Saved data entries

-----

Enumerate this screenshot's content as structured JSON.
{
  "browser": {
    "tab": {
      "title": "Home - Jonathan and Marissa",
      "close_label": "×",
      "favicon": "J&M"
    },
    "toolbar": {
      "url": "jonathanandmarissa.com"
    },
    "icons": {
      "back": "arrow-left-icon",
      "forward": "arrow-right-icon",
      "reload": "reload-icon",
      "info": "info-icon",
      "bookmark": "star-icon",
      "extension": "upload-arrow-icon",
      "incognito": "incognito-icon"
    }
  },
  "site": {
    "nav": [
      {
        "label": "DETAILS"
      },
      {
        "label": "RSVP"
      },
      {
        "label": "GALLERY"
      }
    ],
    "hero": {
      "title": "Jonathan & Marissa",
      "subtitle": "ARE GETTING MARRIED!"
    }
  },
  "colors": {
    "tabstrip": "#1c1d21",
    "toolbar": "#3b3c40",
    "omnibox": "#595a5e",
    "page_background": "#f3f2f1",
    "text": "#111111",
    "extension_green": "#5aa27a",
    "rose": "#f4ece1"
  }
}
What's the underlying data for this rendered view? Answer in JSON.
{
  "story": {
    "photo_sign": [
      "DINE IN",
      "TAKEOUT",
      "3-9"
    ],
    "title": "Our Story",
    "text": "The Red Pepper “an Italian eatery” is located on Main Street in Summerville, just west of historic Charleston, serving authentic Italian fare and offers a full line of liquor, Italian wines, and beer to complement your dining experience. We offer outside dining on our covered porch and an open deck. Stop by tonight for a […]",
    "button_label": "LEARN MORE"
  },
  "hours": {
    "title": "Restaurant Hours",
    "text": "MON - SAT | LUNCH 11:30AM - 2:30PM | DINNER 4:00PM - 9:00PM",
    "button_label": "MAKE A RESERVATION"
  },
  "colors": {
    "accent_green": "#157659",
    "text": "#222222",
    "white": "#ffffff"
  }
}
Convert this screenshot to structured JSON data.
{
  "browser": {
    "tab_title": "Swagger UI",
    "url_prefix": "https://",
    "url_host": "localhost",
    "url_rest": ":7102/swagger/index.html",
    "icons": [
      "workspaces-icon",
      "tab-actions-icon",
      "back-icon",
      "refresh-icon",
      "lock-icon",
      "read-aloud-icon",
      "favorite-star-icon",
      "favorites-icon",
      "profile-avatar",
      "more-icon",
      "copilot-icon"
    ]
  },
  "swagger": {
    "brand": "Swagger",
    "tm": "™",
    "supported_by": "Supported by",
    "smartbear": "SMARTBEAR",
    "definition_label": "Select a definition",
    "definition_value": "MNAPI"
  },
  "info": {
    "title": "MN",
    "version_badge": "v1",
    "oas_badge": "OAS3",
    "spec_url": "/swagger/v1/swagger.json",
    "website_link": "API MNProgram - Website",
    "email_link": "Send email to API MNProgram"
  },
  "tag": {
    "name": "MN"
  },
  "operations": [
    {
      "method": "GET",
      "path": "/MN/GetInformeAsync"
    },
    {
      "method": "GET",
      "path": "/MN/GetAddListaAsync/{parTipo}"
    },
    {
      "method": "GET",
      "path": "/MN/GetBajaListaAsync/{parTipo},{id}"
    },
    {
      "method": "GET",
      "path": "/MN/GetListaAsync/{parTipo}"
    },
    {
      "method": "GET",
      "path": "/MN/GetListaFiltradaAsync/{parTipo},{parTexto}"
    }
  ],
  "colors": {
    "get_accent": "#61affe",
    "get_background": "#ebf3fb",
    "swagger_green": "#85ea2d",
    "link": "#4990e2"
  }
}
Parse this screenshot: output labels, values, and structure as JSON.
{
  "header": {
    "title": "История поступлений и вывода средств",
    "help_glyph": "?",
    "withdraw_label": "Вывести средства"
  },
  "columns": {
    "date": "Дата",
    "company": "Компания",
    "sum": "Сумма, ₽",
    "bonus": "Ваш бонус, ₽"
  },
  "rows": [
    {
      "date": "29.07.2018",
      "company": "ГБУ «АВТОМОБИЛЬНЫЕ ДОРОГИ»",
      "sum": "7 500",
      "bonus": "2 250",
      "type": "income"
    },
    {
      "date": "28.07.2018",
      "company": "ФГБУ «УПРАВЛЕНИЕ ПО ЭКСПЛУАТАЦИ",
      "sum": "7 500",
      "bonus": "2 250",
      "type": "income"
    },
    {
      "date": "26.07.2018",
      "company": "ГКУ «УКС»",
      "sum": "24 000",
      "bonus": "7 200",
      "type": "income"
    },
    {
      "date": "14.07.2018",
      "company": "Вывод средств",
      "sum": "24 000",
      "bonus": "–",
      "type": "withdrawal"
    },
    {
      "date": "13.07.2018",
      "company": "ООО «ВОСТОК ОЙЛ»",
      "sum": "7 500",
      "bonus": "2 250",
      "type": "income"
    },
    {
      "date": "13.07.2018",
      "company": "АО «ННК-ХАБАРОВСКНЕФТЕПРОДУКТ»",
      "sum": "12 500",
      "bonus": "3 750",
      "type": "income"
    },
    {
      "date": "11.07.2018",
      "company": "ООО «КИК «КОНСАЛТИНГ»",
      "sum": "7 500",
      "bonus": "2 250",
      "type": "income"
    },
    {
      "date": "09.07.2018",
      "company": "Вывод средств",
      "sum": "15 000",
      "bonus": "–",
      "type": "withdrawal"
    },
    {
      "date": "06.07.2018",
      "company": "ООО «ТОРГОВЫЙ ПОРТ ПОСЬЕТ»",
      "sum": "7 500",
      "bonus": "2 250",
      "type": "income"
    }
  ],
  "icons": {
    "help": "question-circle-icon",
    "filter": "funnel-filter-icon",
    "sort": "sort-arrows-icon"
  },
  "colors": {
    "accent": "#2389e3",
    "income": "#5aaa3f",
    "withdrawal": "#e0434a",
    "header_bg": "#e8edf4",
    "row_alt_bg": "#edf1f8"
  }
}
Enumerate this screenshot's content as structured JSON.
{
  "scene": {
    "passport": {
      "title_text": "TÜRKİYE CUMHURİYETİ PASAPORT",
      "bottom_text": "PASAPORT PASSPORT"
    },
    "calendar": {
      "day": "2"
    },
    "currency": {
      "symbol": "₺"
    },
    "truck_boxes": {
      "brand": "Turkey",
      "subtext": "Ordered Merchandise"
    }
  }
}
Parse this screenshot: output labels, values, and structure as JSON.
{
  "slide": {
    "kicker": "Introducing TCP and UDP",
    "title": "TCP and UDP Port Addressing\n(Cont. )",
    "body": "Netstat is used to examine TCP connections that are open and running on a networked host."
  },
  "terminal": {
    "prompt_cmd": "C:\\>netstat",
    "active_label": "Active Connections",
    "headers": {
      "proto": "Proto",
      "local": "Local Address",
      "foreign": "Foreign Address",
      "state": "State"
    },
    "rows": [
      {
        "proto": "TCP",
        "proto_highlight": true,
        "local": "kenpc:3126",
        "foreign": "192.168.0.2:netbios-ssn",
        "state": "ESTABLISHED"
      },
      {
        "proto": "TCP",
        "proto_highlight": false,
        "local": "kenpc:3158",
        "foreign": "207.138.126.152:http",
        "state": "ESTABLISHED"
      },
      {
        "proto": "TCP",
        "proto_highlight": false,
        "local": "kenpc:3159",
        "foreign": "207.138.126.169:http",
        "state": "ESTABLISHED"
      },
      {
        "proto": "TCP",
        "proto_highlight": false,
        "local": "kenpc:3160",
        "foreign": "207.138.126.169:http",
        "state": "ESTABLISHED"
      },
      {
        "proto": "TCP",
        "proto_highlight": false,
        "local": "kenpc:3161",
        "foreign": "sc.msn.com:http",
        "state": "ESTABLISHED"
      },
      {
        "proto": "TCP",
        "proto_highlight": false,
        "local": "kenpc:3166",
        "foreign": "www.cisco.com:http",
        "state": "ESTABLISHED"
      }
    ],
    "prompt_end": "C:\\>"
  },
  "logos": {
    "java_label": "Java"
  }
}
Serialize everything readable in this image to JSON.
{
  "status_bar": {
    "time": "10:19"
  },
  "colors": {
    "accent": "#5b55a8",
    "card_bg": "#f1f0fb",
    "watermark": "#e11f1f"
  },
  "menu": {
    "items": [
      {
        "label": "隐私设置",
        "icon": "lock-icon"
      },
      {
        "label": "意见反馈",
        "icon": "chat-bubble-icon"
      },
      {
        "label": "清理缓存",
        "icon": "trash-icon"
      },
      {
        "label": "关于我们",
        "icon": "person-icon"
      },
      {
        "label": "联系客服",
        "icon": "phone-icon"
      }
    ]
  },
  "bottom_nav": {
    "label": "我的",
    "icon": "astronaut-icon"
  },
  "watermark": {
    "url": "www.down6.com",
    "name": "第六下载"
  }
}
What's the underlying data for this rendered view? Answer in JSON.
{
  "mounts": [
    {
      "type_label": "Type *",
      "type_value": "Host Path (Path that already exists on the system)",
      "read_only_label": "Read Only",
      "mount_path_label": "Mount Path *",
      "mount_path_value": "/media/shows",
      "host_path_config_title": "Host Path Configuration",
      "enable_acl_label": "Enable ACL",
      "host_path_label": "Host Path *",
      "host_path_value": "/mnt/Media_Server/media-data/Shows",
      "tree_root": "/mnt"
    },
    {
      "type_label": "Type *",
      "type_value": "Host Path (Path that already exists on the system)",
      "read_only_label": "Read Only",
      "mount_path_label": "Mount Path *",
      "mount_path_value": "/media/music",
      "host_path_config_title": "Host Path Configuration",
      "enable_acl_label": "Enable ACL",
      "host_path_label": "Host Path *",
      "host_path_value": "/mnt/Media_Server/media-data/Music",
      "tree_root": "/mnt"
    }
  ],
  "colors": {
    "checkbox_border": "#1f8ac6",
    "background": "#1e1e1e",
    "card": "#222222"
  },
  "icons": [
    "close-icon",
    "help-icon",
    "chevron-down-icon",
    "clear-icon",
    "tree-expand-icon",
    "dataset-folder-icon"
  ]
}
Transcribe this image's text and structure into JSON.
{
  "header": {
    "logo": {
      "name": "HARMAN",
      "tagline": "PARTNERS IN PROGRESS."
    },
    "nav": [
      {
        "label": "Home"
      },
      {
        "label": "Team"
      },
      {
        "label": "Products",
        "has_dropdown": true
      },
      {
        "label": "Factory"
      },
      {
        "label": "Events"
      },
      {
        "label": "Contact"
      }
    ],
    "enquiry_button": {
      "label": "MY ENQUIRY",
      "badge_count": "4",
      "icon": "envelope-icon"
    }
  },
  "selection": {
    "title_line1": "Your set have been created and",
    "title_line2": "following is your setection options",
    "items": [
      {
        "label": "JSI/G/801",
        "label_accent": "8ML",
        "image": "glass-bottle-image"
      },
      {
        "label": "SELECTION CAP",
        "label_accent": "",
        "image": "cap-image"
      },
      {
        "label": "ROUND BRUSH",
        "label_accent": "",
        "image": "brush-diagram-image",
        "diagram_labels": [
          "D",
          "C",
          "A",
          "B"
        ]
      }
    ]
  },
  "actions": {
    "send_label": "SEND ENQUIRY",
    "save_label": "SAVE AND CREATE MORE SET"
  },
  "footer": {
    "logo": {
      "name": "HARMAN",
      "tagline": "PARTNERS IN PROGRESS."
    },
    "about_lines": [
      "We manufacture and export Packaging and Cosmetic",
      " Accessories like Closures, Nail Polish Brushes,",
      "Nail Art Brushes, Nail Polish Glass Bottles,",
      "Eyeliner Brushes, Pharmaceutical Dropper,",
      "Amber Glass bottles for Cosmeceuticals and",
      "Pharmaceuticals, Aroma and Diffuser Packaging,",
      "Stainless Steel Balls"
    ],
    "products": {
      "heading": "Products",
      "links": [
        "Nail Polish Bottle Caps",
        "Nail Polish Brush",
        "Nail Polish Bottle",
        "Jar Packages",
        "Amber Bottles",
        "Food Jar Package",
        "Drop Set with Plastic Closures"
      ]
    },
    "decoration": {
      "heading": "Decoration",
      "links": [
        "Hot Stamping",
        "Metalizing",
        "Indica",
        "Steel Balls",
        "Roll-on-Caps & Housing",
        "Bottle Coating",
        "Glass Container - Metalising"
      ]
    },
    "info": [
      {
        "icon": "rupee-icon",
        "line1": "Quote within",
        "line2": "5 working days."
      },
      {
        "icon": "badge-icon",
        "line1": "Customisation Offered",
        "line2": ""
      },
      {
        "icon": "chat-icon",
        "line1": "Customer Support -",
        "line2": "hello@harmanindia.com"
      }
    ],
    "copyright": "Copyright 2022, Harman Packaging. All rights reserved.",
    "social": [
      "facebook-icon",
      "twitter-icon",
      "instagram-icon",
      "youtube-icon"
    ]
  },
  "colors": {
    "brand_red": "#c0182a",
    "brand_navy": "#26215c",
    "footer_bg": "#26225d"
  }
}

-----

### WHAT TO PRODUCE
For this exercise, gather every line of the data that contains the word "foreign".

### WRITTEN SOLUTION
      "foreign": "Foreign Address",
        "foreign": "192.168.0.2:netbios-ssn",
        "foreign": "207.138.126.152:http",
        "foreign": "207.138.126.169:http",
        "foreign": "207.138.126.169:http",
        "foreign": "sc.msn.com:http",
        "foreign": "www.cisco.com:http",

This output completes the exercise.